Great Barrington — Barrington Plaza, the largest shopping center in town, has changed hands. Kimco, the Long Island, New York-based management firm that owned the plaza, sold it last month to a company from Connecticut.
Great Barrington Real Estate LLC purchased the plaza on Stockbridge Road Dec. 7, 2017, for $16.1 million, according to records at masslandrecords.com and the Southern Berkshire Registry of Deeds.
Paragon is a private real estate investment, development and management company that now owns or manages 32 retail properties in 11 states. Barrington Plaza is its only property in Massachusetts.
Jennifer Maisch, Kimco’s director of corporate communications, declined to comment “since we no longer have an ownership interest.” Paragon spokesman David Wright confirmed the sale Monday afternoon.
The registry of deeds also disclosed that the buyer took out a $13.27 million mortgage to complete the transaction. The lender was Bankwell Financial Group of New Canaan, Connecticut.
The plaza seems to be on the rebound after losing three tenants in the past 13 months. Both Radio Shack and Olympia Sports closed. Late in 2016, one of the anchors, the 52,000-square-foot Kmart store, closed. That left a large hole at the eastern end of the plaza.
That year Sears Holdings, Kmart’s parent company, announced it was closing almost 150 underperforming stores. The closing of the Great Barrington Kmart was a cause for concern locally because it was the only place for miles around to buy inexpensive new clothing and common household items.
Kimco was able to fill part of that space a couple of months ago when Marshalls, a Framingham-based chain of American and Canadian off-price department stores owned by TJX Companies, opened a store just in time for holiday shopping. The 46,000-square-foot Price Chopper supermarket remains the largest retailer in the plaza.
Wright said Barrington Plaza is technically the company’s second shopping center in Massachusetts. Paragon owned a grocery-anchored plaza in north-central Massachusetts for many years before selling it in 2007. Wright said Paragon is “very excited to return to Massachusetts” with this expansion into the Berkshires.
There are now 14 tenant spaces in the plaza. Three are currently available. This includes the former Radio Shack and Olympia Sports spaces plus the remainder of the former Kmart space, which is 28,414 square feet but could be subdivided into two spaces, Wright explained.

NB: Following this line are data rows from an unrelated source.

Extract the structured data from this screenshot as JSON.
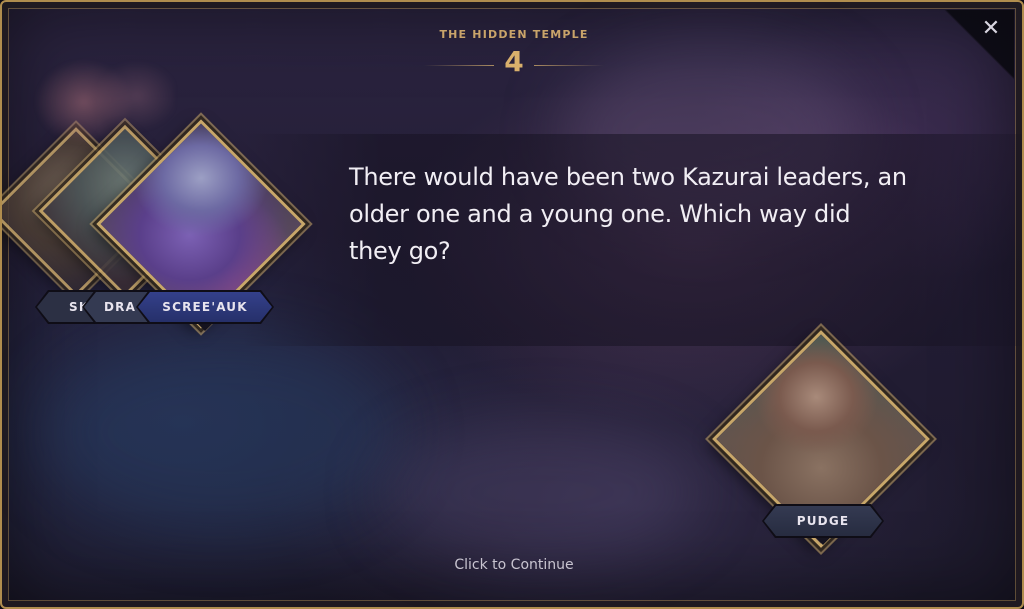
{
  "header": {
    "title": "THE HIDDEN TEMPLE",
    "number": "4"
  },
  "dialog": {
    "text": "There would have been two Kazurai leaders, an older one and a young one. Which way did they go?"
  },
  "speakers": [
    {
      "name": "SK",
      "icon": "hero-portrait-icon"
    },
    {
      "name": "DRA",
      "icon": "hero-portrait-icon"
    },
    {
      "name": "SCREE'AUK",
      "icon": "scree-auk-portrait-icon",
      "active": true
    }
  ],
  "listener": {
    "name": "PUDGE",
    "icon": "pudge-portrait-icon"
  },
  "footer": {
    "continue_label": "Click to Continue"
  },
  "controls": {
    "close_icon": "close-icon",
    "close_glyph": "✕"
  },
  "colors": {
    "accent_gold": "#c8a769",
    "nameplate_active": "#2e3a78",
    "nameplate_inactive": "#343a52"
  }
}
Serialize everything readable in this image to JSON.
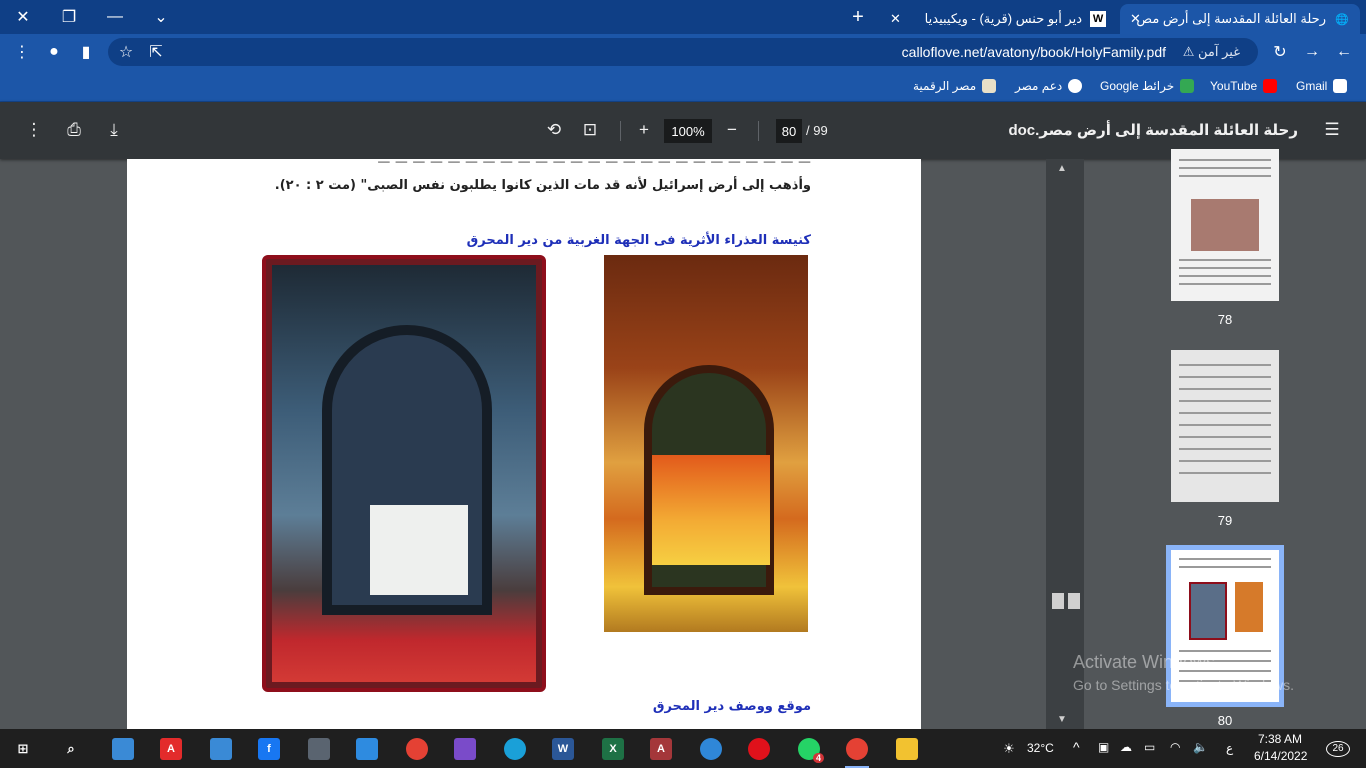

As for any potential changes at the plaza, Wright said, “Barrington Plaza is a good shopping center with a strong complement of tenants. Our goal is to fill up the remaining vacant space with complementary businesses, which will also likely involve a renovation of the façade for the space next to Marshalls.”
As for the Price Chopper, the company announced three years ago that it would rebrand its eligible stores to the more upscale Market 32. The new stores, one of which opened recently on Hubbard Avenue in Pittsfield, more resemble an outsized Whole Foods than a traditional supermarket.
The Price Chopper store in Lee was too small for conversion to a Market 32 and so it closed last year, though a spirited group is actively trying to find a replacement. There were rumors that the Great Barrington store would be closed for similar reasons, but Mona Golub, vice president for public relations and consumer services at Price Chopper, told The Edge, “We have no current plans to close any of our other 130-plus stores, in the Berkshires or elsewhere.”
The Market 32 brand is scalable, Golub explained, and her company has converted and built new Market 32s that range in size from 40,000 to 83,000 square feet. The Great Barrington Price Chopper totals 46,000 square feet and is therefore scalable.
In 2014, Golub Corporation, Price Chopper’s parent company, announced a $300 million rebranding and renovation of its properties over the next five years into Market 32. Price Chopper owns stores across the Northeast, including in New York, Connecticut and Massachusetts and has about $3.6 billion in annual sales.
According to the Great Barrington assessor’s office, for the fiscal year 2017, Kimco was the third largest taxpayer in town, behind only Big Y and National Grid. Kimco paid $152,243 per year in property taxes based on an assessed value of almost $10.5 million.
The Kmart Plaza has a checkered history, according to historian Bernard Drew, author of “Great Barrington: Great Town, Great History.” The vacant property was set to become a drive-in movie theater in 1971 when it ran into a “zoning snag.”
In 1972, a Providence, Rhode Island, developer was given the green light to build a shopping complex of almost 100,000 square feet with parking for 639 cars. It opened in April 1973 with a Grant City (a larger rebranded W.T. Grant’s) as its anchor in the spot where Kmart would be. A couple of years later the independent bookstore the Bookloft opened, making it the only surviving store from the early days.
Grant’s closed in 1976 and Kmart opened shortly thereafter. The Price Chopper, which had moved to its current location from next to the Kmart, expanded its footprint westward in 1996. In order to accomplish this, the roadside Robert’s Liquor Mart, a bizarre-looking A-frame structure, was demolished.